Task prompt = Word for word, print the entries that follow.
---
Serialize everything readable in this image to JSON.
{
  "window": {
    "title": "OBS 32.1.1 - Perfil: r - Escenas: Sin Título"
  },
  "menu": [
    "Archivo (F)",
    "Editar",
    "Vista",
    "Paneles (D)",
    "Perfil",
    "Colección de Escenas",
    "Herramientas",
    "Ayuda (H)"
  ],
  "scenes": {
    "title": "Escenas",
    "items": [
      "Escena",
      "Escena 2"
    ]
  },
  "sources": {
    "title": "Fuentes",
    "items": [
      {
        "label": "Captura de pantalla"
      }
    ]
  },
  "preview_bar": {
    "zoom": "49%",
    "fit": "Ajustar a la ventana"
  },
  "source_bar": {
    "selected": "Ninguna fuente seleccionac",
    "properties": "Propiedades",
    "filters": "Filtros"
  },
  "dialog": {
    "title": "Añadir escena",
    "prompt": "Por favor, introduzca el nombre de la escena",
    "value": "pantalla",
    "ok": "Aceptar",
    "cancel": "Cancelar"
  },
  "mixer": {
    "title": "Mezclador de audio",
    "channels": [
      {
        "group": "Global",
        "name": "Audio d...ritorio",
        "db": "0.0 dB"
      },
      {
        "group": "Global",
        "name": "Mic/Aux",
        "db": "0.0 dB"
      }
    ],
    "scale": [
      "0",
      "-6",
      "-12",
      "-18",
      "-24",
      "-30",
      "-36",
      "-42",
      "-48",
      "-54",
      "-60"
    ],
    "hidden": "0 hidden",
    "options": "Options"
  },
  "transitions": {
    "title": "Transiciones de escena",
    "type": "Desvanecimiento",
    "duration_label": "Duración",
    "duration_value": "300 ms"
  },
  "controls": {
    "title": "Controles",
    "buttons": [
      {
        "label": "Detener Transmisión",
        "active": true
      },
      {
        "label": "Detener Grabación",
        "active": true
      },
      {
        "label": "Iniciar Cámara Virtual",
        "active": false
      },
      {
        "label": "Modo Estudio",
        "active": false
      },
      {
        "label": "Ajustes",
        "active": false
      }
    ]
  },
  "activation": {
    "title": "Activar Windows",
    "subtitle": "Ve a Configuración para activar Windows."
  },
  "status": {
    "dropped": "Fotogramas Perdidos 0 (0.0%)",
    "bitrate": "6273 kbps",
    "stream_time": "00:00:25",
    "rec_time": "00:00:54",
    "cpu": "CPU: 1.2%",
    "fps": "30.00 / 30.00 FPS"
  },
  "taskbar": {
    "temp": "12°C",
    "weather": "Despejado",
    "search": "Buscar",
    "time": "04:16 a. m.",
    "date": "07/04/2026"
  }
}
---
Written response =
Serialize everything readable in this image to JSON.
{
  "window": {
    "title": "OBS 32.1.1 - Perfil: r - Escenas: Sin Título"
  },
  "menu": [
    "Archivo (F)",
    "Editar",
    "Vista",
    "Paneles (D)",
    "Perfil",
    "Colección de Escenas",
    "Herramientas",
    "Ayuda (H)"
  ],
  "scenes": {
    "title": "Escenas",
    "items": [
      "Escena",
      "Escena 2"
    ]
  },
  "sources": {
    "title": "Fuentes",
    "items": [
      {
        "label": "Captura de pantalla"
      }
    ]
  },
  "preview_bar": {
    "zoom": "49%",
    "fit": "Ajustar a la ventana"
  },
  "source_bar": {
    "selected": "Ninguna fuente seleccionac",
    "properties": "Propiedades",
    "filters": "Filtros"
  },
  "dialog": {
    "title": "Añadir escena",
    "prompt": "Por favor, introduzca el nombre de la escena",
    "value": "pantalla",
    "ok": "Aceptar",
    "cancel": "Cancelar"
  },
  "mixer": {
    "title": "Mezclador de audio",
    "channels": [
      {
        "group": "Global",
        "name": "Audio d...ritorio",
        "db": "0.0 dB"
      },
      {
        "group": "Global",
        "name": "Mic/Aux",
        "db": "0.0 dB"
      }
    ],
    "scale": [
      "0",
      "-6",
      "-12",
      "-18",
      "-24",
      "-30",
      "-36",
      "-42",
      "-48",
      "-54",
      "-60"
    ],
    "hidden": "0 hidden",
    "options": "Options"
  },
  "transitions": {
    "title": "Transiciones de escena",
    "type": "Desvanecimiento",
    "duration_label": "Duración",
    "duration_value": "300 ms"
  },
  "controls": {
    "title": "Controles",
    "buttons": [
      {
        "label": "Detener Transmisión",
        "active": true
      },
      {
        "label": "Detener Grabación",
        "active": true
      },
      {
        "label": "Iniciar Cámara Virtual",
        "active": false
      },
      {
        "label": "Modo Estudio",
        "active": false
      },
      {
        "label": "Ajustes",
        "active": false
      }
    ]
  },
  "activation": {
    "title": "Activar Windows",
    "subtitle": "Ve a Configuración para activar Windows."
  },
  "status": {
    "dropped": "Fotogramas Perdidos 0 (0.0%)",
    "bitrate": "6273 kbps",
    "stream_time": "00:00:25",
    "rec_time": "00:00:54",
    "cpu": "CPU: 1.2%",
    "fps": "30.00 / 30.00 FPS"
  },
  "taskbar": {
    "temp": "12°C",
    "weather": "Despejado",
    "search": "Buscar",
    "time": "04:16 a. m.",
    "date": "07/04/2026"
  }
}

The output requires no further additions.